Thankyou for your replies, what a stressful weekend :(
The vet saw Candy and her fears were confirmed: She is suffering from laminitis. I believe it was a combination of things: Firstly the Predisolone, which contains Quarterzone to help with healing - but apparently it can cause increased risk of laminitis (which she kindly told me after I had administered 60 predisolone tablets to Candy..) The tablets are usually prescribed to dogs for allergic reactions, and only perhaps 1-2 at a time. Candy was having 25 per dose therefore the medication was very potent.
The Vet stopped treatment immediently, and said that she wasn't too worried about Candy contracting laminitis therefore she didn't feel it nessesary to explain all the risk factors.
IMO, the paddock is FULL of lush green grass, Candy's got the classic 'build' (Stocky, short) of laminitis prone horses.. yet my Vet obviously didn't feel these warning signs were of merit? Candy was beginning to look sore on the Saturday (Vet saw her on Friday) and was certainly having a full blown attack by the Sunday (When the Vet saw her the second time). Therefore I believe it was primarily the medication prescribed to treat the skin condition that caused her laminitis, as well as the combination of lush grass (although she has been in that paddock for atleast 3 weeks).
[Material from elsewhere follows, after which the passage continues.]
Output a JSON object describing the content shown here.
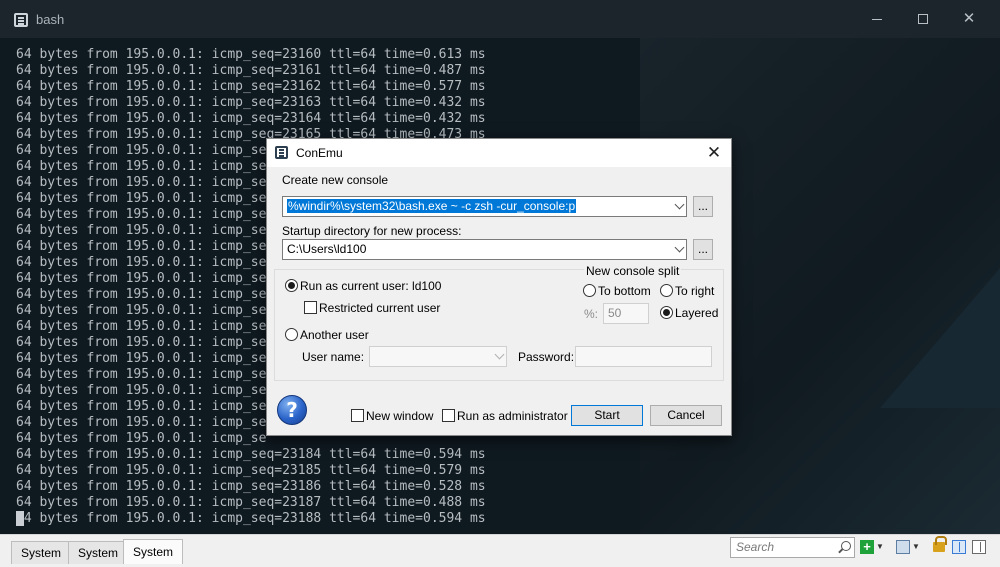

I have never dealt with laminitis before, apart from the part-time treatment of a pony at the Riding School I used to work at. We have scinced moved Candy into a yard and am feeding her meadow hay. The vet wanted me to lunge her for 10-15min a day, however I have read that there is alot of conflicting ideas as to exercise a laminitic horse, or whether to increase or decrease blood flow to the hoof.
So I have decided to take her for light walks around the barn, rather then working her on the lunge. Thoughts?
One more thing: What exactly is the treatment for laminitis once the horse has been affected? I know the immedient step is to take away the cause of the problem, and perhaps prescribe some sort of pain relief - bute (Which the vet as not done..) but then what happens? How long does the healing process take? I will definitely have to get a grazing muzzle for Candy.
The reason I described her symptoms as looking like she couldn't put one foot infront of the other was because I am inexperienced in treating laminitis and at first, to me, it looked almost pyschological. I just didn't realise the pain she was in :( But hopefully my vet can advise a good plan of action.. she mentioned that she could go back into the paddock on Tuesday depending on how she is..?